[[ GIVEN RECORDS open ]]

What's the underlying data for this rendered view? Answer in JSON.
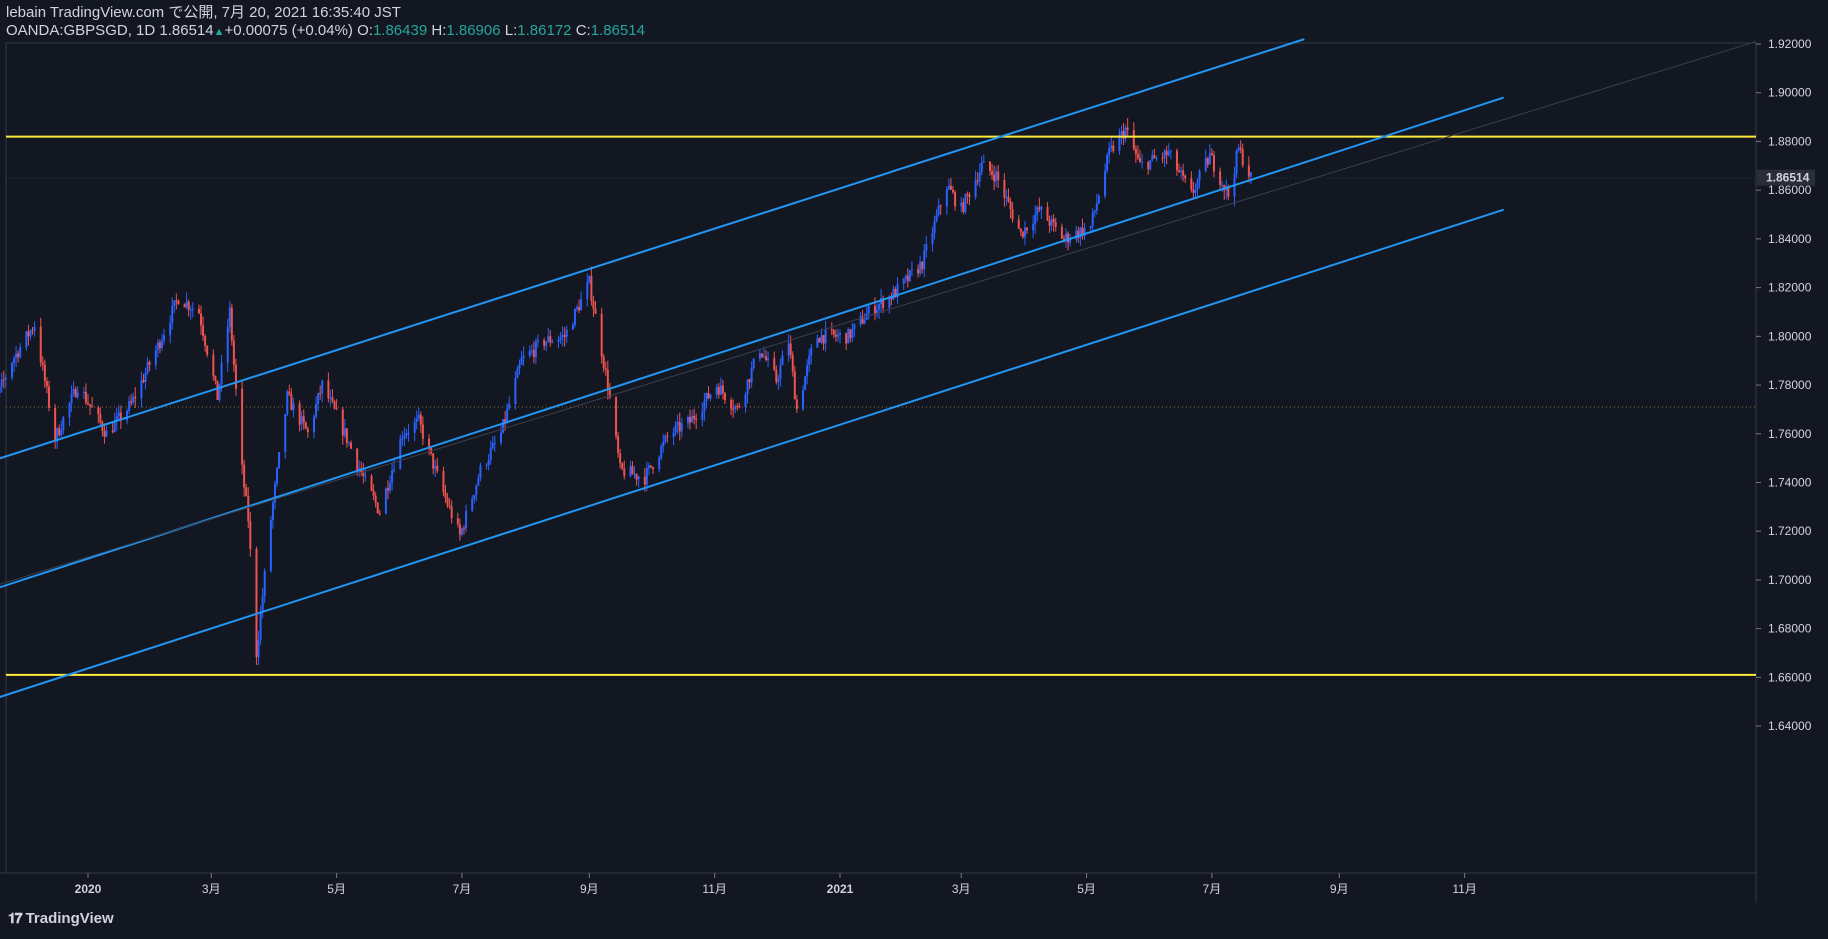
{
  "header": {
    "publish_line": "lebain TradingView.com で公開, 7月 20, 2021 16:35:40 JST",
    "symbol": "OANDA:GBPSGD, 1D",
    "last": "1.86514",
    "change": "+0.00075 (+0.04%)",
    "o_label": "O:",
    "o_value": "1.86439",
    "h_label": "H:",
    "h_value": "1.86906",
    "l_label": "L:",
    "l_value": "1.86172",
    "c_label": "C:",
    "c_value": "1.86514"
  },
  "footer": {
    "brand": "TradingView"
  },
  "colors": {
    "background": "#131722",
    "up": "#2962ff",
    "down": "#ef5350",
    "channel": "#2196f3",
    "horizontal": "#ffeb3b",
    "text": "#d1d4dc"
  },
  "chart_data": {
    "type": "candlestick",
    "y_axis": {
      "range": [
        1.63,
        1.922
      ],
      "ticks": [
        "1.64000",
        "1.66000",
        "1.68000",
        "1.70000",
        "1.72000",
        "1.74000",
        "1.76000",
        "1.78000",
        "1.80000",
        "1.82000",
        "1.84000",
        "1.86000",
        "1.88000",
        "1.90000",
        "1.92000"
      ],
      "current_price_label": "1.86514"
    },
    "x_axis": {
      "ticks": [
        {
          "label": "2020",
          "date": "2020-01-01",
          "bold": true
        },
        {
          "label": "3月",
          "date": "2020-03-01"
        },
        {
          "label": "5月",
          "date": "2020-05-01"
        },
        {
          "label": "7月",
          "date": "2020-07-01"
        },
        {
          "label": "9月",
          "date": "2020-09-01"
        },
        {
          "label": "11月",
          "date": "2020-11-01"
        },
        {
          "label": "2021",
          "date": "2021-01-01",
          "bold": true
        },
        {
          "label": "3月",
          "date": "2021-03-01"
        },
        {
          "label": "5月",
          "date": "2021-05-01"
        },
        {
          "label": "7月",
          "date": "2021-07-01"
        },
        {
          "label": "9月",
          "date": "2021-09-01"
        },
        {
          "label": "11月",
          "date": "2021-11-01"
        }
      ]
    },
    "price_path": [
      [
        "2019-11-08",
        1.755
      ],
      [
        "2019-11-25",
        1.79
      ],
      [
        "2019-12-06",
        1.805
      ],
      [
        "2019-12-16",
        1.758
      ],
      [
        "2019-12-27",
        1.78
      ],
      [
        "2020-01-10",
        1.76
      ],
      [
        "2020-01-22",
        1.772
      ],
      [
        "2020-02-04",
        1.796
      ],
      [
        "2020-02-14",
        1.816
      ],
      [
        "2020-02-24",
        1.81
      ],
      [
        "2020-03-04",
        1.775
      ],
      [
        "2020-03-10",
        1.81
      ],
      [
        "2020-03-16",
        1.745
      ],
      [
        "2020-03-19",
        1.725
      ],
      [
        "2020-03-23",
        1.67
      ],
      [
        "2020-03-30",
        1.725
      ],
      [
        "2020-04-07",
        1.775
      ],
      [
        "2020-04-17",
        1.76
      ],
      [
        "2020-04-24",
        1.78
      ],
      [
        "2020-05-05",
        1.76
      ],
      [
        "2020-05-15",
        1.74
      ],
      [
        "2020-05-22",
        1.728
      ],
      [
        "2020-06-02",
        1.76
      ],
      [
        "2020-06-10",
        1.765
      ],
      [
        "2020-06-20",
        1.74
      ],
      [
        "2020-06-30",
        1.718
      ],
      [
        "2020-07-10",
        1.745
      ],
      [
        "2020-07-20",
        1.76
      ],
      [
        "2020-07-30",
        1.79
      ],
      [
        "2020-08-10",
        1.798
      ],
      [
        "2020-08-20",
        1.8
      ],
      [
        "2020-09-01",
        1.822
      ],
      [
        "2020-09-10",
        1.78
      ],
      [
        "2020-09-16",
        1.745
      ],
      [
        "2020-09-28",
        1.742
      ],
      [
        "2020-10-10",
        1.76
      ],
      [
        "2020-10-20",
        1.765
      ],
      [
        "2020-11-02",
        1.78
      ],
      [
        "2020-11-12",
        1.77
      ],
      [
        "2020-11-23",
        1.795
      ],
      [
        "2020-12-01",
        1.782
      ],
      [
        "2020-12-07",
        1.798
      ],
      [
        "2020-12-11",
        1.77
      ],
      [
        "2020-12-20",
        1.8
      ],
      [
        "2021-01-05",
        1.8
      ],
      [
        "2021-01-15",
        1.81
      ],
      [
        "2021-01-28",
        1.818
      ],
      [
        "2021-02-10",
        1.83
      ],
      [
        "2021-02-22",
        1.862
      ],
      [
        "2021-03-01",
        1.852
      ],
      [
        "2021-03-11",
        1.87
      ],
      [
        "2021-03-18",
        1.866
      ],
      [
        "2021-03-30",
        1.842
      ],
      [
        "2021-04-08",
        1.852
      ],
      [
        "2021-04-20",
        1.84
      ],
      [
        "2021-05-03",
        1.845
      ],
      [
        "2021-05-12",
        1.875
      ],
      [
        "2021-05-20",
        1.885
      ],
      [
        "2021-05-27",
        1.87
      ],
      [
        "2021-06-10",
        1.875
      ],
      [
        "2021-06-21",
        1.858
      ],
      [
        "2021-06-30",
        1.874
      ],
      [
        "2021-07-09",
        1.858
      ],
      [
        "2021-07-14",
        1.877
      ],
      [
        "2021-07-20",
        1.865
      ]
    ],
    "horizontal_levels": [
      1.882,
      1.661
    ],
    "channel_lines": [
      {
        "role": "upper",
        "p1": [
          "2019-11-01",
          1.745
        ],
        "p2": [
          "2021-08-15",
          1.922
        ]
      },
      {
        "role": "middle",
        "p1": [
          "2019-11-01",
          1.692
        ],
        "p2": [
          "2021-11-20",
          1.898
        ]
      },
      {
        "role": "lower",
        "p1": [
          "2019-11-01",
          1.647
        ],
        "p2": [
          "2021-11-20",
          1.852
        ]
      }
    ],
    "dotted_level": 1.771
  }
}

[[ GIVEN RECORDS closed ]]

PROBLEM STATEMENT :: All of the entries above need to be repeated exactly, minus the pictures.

REPLY ::
What's the underlying data for this rendered view? Answer in JSON.
{
  "header": {
    "publish_line": "lebain TradingView.com で公開, 7月 20, 2021 16:35:40 JST",
    "symbol": "OANDA:GBPSGD, 1D",
    "last": "1.86514",
    "change": "+0.00075 (+0.04%)",
    "o_label": "O:",
    "o_value": "1.86439",
    "h_label": "H:",
    "h_value": "1.86906",
    "l_label": "L:",
    "l_value": "1.86172",
    "c_label": "C:",
    "c_value": "1.86514"
  },
  "footer": {
    "brand": "TradingView"
  },
  "colors": {
    "background": "#131722",
    "up": "#2962ff",
    "down": "#ef5350",
    "channel": "#2196f3",
    "horizontal": "#ffeb3b",
    "text": "#d1d4dc"
  },
  "chart_data": {
    "type": "candlestick",
    "y_axis": {
      "range": [
        1.63,
        1.922
      ],
      "ticks": [
        "1.64000",
        "1.66000",
        "1.68000",
        "1.70000",
        "1.72000",
        "1.74000",
        "1.76000",
        "1.78000",
        "1.80000",
        "1.82000",
        "1.84000",
        "1.86000",
        "1.88000",
        "1.90000",
        "1.92000"
      ],
      "current_price_label": "1.86514"
    },
    "x_axis": {
      "ticks": [
        {
          "label": "2020",
          "date": "2020-01-01",
          "bold": true
        },
        {
          "label": "3月",
          "date": "2020-03-01"
        },
        {
          "label": "5月",
          "date": "2020-05-01"
        },
        {
          "label": "7月",
          "date": "2020-07-01"
        },
        {
          "label": "9月",
          "date": "2020-09-01"
        },
        {
          "label": "11月",
          "date": "2020-11-01"
        },
        {
          "label": "2021",
          "date": "2021-01-01",
          "bold": true
        },
        {
          "label": "3月",
          "date": "2021-03-01"
        },
        {
          "label": "5月",
          "date": "2021-05-01"
        },
        {
          "label": "7月",
          "date": "2021-07-01"
        },
        {
          "label": "9月",
          "date": "2021-09-01"
        },
        {
          "label": "11月",
          "date": "2021-11-01"
        }
      ]
    },
    "price_path": [
      [
        "2019-11-08",
        1.755
      ],
      [
        "2019-11-25",
        1.79
      ],
      [
        "2019-12-06",
        1.805
      ],
      [
        "2019-12-16",
        1.758
      ],
      [
        "2019-12-27",
        1.78
      ],
      [
        "2020-01-10",
        1.76
      ],
      [
        "2020-01-22",
        1.772
      ],
      [
        "2020-02-04",
        1.796
      ],
      [
        "2020-02-14",
        1.816
      ],
      [
        "2020-02-24",
        1.81
      ],
      [
        "2020-03-04",
        1.775
      ],
      [
        "2020-03-10",
        1.81
      ],
      [
        "2020-03-16",
        1.745
      ],
      [
        "2020-03-19",
        1.725
      ],
      [
        "2020-03-23",
        1.67
      ],
      [
        "2020-03-30",
        1.725
      ],
      [
        "2020-04-07",
        1.775
      ],
      [
        "2020-04-17",
        1.76
      ],
      [
        "2020-04-24",
        1.78
      ],
      [
        "2020-05-05",
        1.76
      ],
      [
        "2020-05-15",
        1.74
      ],
      [
        "2020-05-22",
        1.728
      ],
      [
        "2020-06-02",
        1.76
      ],
      [
        "2020-06-10",
        1.765
      ],
      [
        "2020-06-20",
        1.74
      ],
      [
        "2020-06-30",
        1.718
      ],
      [
        "2020-07-10",
        1.745
      ],
      [
        "2020-07-20",
        1.76
      ],
      [
        "2020-07-30",
        1.79
      ],
      [
        "2020-08-10",
        1.798
      ],
      [
        "2020-08-20",
        1.8
      ],
      [
        "2020-09-01",
        1.822
      ],
      [
        "2020-09-10",
        1.78
      ],
      [
        "2020-09-16",
        1.745
      ],
      [
        "2020-09-28",
        1.742
      ],
      [
        "2020-10-10",
        1.76
      ],
      [
        "2020-10-20",
        1.765
      ],
      [
        "2020-11-02",
        1.78
      ],
      [
        "2020-11-12",
        1.77
      ],
      [
        "2020-11-23",
        1.795
      ],
      [
        "2020-12-01",
        1.782
      ],
      [
        "2020-12-07",
        1.798
      ],
      [
        "2020-12-11",
        1.77
      ],
      [
        "2020-12-20",
        1.8
      ],
      [
        "2021-01-05",
        1.8
      ],
      [
        "2021-01-15",
        1.81
      ],
      [
        "2021-01-28",
        1.818
      ],
      [
        "2021-02-10",
        1.83
      ],
      [
        "2021-02-22",
        1.862
      ],
      [
        "2021-03-01",
        1.852
      ],
      [
        "2021-03-11",
        1.87
      ],
      [
        "2021-03-18",
        1.866
      ],
      [
        "2021-03-30",
        1.842
      ],
      [
        "2021-04-08",
        1.852
      ],
      [
        "2021-04-20",
        1.84
      ],
      [
        "2021-05-03",
        1.845
      ],
      [
        "2021-05-12",
        1.875
      ],
      [
        "2021-05-20",
        1.885
      ],
      [
        "2021-05-27",
        1.87
      ],
      [
        "2021-06-10",
        1.875
      ],
      [
        "2021-06-21",
        1.858
      ],
      [
        "2021-06-30",
        1.874
      ],
      [
        "2021-07-09",
        1.858
      ],
      [
        "2021-07-14",
        1.877
      ],
      [
        "2021-07-20",
        1.865
      ]
    ],
    "horizontal_levels": [
      1.882,
      1.661
    ],
    "channel_lines": [
      {
        "role": "upper",
        "p1": [
          "2019-11-01",
          1.745
        ],
        "p2": [
          "2021-08-15",
          1.922
        ]
      },
      {
        "role": "middle",
        "p1": [
          "2019-11-01",
          1.692
        ],
        "p2": [
          "2021-11-20",
          1.898
        ]
      },
      {
        "role": "lower",
        "p1": [
          "2019-11-01",
          1.647
        ],
        "p2": [
          "2021-11-20",
          1.852
        ]
      }
    ],
    "dotted_level": 1.771
  }
}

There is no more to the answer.